Book Description Wiley-Blackwell, 2007. Paperback. Book Condition: Brand New. 2nd edition. 496 pages. 9.50x6.75x1.25 inches. In Stock. Bookseller Inventory # zk1405148543
Book Description Book Condition: Brand New. Book Condition: Brand New. Bookseller Inventory # 97814051485421.0
Book Description Wiley-Blackwell. PAPERBACK. Book Condition: New. 1405148543 New Condition. Bookseller Inventory # NEW4.0683901
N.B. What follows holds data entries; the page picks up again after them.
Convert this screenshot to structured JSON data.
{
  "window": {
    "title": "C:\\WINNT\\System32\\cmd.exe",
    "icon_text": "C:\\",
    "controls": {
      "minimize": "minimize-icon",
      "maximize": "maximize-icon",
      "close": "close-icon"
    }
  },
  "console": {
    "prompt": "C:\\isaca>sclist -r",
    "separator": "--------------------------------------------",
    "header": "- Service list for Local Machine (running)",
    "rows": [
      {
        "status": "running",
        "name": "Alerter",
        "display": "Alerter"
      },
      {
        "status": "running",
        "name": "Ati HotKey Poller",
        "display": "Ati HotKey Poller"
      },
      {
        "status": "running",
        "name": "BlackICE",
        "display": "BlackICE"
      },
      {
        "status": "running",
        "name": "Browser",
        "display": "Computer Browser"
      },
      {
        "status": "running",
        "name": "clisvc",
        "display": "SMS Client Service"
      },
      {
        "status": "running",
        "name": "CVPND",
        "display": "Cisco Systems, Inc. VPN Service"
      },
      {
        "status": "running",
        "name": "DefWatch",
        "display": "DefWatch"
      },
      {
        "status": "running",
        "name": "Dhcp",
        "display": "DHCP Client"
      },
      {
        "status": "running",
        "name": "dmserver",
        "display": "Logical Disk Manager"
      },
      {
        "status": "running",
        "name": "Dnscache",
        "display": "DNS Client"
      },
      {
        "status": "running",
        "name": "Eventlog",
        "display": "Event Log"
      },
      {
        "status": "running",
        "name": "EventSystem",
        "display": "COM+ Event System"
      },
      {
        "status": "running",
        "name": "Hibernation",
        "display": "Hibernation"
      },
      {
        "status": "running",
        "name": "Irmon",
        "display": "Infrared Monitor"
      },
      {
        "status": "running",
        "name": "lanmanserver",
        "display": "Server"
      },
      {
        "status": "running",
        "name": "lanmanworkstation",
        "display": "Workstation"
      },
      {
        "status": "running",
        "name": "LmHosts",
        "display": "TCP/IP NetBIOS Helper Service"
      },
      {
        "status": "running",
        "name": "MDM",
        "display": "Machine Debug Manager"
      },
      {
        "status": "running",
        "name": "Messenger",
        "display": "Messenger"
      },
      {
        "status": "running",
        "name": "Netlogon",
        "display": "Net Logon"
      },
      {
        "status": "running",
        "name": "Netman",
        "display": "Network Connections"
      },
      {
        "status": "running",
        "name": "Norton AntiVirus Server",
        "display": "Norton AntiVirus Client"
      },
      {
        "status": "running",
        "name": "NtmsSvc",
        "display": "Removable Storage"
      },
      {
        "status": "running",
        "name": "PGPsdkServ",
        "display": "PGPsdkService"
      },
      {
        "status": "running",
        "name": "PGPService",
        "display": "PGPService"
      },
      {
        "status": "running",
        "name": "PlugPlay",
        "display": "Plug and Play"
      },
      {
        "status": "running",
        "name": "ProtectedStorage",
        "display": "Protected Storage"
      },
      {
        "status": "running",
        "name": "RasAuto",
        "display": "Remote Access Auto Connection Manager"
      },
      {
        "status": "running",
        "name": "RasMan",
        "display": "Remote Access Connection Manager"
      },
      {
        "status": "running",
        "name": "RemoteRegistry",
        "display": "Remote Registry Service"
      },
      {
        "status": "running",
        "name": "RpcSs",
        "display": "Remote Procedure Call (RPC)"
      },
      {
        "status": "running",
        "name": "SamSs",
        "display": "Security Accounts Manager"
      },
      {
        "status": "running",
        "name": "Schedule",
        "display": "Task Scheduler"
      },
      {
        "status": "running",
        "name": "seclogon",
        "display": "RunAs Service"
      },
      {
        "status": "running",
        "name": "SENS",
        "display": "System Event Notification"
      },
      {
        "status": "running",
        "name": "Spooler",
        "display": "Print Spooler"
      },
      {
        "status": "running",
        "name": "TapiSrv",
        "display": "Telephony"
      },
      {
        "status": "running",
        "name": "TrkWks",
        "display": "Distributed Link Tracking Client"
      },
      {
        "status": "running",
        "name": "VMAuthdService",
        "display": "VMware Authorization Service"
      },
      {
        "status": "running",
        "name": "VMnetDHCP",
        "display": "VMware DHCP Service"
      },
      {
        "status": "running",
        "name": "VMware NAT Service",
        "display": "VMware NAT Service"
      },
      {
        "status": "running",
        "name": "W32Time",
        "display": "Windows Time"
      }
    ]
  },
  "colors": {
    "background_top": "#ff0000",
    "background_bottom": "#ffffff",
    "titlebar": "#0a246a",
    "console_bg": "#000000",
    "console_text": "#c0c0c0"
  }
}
Book Description Wiley-Blackwell, 2011. Book Condition: New. Brand New, Unread Copy in Perfect Condition. A+ Customer Service! Summary: General Introduction.Part I: Precursors to Sociological Theory.Introduction.1. Of the Social Contract. (Jean-Jacques Rousseau).2. What is Enlightenment? (Immanuel Kant).3. Of the Division of Labor. (Adam Smith).4. Democracy in America. (Alexis de Tocqueville).Part II: The Sociological Theory of Karl Marx and Friedrich Engels.Introduction.A. Alienation and Historical Materialism.5. The German Ideology. (Karl Marx and Friedrich Engels).6. Economic and Philosophical Manuscripts of 1844. (Karl Marx).B. History and Class Struggle.7. Manifesto of the Communist Party. (Karl Marx and Friedrich Engels).8. The Eighteenth Brumaire of Louis Bonaparte. (Karl Marx).C. Capitalism and the Labor Process.9. Wage-Labour and Capital. (Karl Marx).10. Classes. (Karl Marx).Part III: The Sociological Theory of Emile Durkheim.Introduction.Society and Social Facts.11. The Rules of Sociological Method.Solidarity and Modern Life.12. The Division of Labor in Society.Origins of Collective Conscience.13. The Elementary Forms of Religious Life.Egoism and Anomie.14. Suicide.Part IV: Sociological Theory of Max Weber.Introduction.Method of Social Science.15. 'Objectivity' in Social Science.16. Basic Sociological Terms.Religion and Rationality.17. The Protestant Ethic and the Spirit of Capitalism.Bureaucracy and Power.18. The Distribution of Power Within the Political Community: Class, Status, Party.19. The Types of Legitimate Domination.20. Bureaucracy.Part V: Self and Society in Classical Social Theory.Introduction.21. The Self. (George Herbert Mead).22. The Stranger. (Georg Simmel).23. Group Expansion and the Development of Individuality. (Georg Simmel).24. Civilization and its Discontents. (Sigmund Freud).25. The Souls of Black Folk. (W. E. B. Du Bois).Part VI: Critical Theory and the Sociology of Knowledge.Introduction.26. Ideology and Utopia. (Karl Mannheim).27. Traditional and Critical Theory. (Max Horkheimer).28. The Work of Art in the Age of Mechanical Reproduction. (Walter Benjamin).29. The Culture Industry. (Max Horkheimer and Theodore Adorno).30. One Dimensional Man. (Herbert Marcuse).Part VII: Structural-Functional Analysis.Introduction.31. The Position of Sociological Theory. (Talcott Parsons).32. An Outline of the Social System. (Talcott Parsons).33. Structural Components of the Social System. (Talcott Parsons).34. Manifest and Latent Functions. (Robert Merton).35. On Sociological Theories of the Middle Range. (Robert Merton).36. Social Structure and Anomie. (Robert Merton).Index. Bookseller Inventory # ABE_book_new_1405148543